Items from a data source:
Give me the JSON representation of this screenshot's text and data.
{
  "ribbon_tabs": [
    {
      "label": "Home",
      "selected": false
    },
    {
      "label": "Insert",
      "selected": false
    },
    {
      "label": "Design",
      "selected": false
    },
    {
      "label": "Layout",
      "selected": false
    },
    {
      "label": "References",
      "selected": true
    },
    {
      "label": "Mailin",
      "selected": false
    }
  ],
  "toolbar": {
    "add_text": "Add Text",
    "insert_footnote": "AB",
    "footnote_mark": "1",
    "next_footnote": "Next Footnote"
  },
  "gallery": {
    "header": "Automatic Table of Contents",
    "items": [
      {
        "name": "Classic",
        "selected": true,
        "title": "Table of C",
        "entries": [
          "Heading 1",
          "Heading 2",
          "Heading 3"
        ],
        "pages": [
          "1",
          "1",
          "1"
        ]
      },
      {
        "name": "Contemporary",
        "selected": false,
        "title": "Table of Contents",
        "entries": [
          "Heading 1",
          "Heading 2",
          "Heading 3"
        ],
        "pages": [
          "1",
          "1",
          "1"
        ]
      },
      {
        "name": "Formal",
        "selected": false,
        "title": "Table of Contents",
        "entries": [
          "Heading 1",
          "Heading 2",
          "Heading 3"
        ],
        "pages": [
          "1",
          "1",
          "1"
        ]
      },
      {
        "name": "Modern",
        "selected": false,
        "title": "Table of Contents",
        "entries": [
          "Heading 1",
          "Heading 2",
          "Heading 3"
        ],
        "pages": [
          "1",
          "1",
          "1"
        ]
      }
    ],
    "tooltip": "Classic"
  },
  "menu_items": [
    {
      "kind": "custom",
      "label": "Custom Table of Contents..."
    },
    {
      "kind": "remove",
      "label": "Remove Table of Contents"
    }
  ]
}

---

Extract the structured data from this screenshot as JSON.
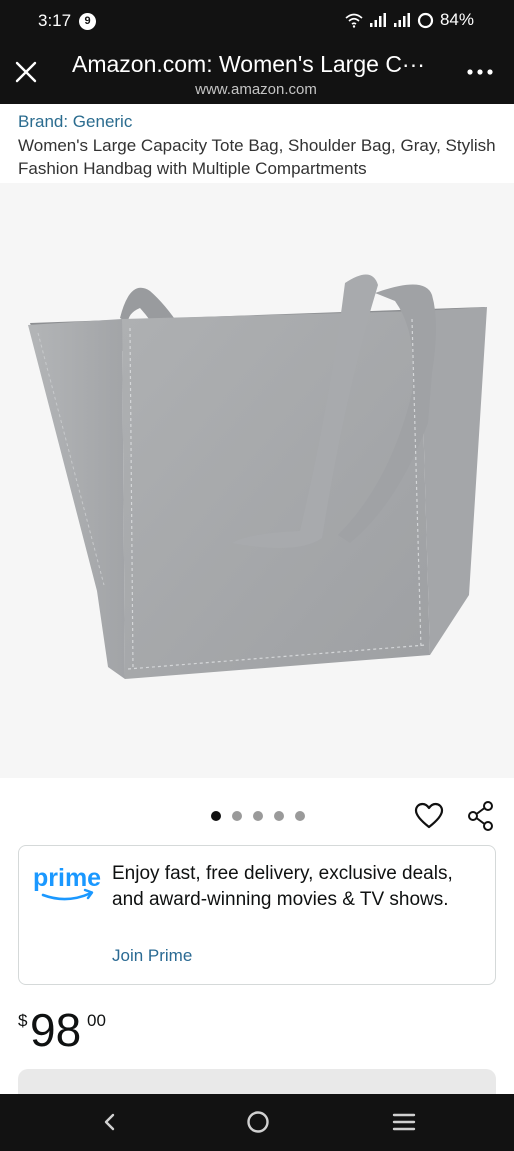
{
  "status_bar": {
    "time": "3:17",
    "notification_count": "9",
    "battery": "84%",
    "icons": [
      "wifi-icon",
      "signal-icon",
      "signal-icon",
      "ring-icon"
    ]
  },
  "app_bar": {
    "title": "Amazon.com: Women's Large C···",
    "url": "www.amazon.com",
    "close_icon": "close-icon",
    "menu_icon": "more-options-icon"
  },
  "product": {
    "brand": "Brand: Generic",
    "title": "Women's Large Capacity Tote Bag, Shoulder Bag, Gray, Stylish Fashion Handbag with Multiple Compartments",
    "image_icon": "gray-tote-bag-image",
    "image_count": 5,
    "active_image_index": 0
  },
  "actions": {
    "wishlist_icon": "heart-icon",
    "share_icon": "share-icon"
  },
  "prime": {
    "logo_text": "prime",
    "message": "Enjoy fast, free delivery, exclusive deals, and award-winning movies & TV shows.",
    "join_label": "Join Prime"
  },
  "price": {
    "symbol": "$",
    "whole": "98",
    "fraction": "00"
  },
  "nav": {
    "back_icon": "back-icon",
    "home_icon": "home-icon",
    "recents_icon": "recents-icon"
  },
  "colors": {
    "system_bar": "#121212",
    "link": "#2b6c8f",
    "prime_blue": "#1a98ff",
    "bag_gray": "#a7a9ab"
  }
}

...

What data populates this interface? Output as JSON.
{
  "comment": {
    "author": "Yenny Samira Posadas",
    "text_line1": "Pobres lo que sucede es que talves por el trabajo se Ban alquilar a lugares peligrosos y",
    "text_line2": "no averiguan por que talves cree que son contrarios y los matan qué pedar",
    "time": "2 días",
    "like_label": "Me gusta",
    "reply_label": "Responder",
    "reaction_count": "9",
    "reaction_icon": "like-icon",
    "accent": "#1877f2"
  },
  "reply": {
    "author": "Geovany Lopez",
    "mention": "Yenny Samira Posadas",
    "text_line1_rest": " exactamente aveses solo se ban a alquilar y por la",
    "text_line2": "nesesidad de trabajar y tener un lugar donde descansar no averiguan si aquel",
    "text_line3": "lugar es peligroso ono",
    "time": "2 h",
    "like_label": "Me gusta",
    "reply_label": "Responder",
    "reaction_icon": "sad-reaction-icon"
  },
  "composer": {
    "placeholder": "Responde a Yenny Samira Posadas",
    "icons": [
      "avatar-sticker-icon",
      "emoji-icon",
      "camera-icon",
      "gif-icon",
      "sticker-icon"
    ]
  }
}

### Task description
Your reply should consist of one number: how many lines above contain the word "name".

### Response area
4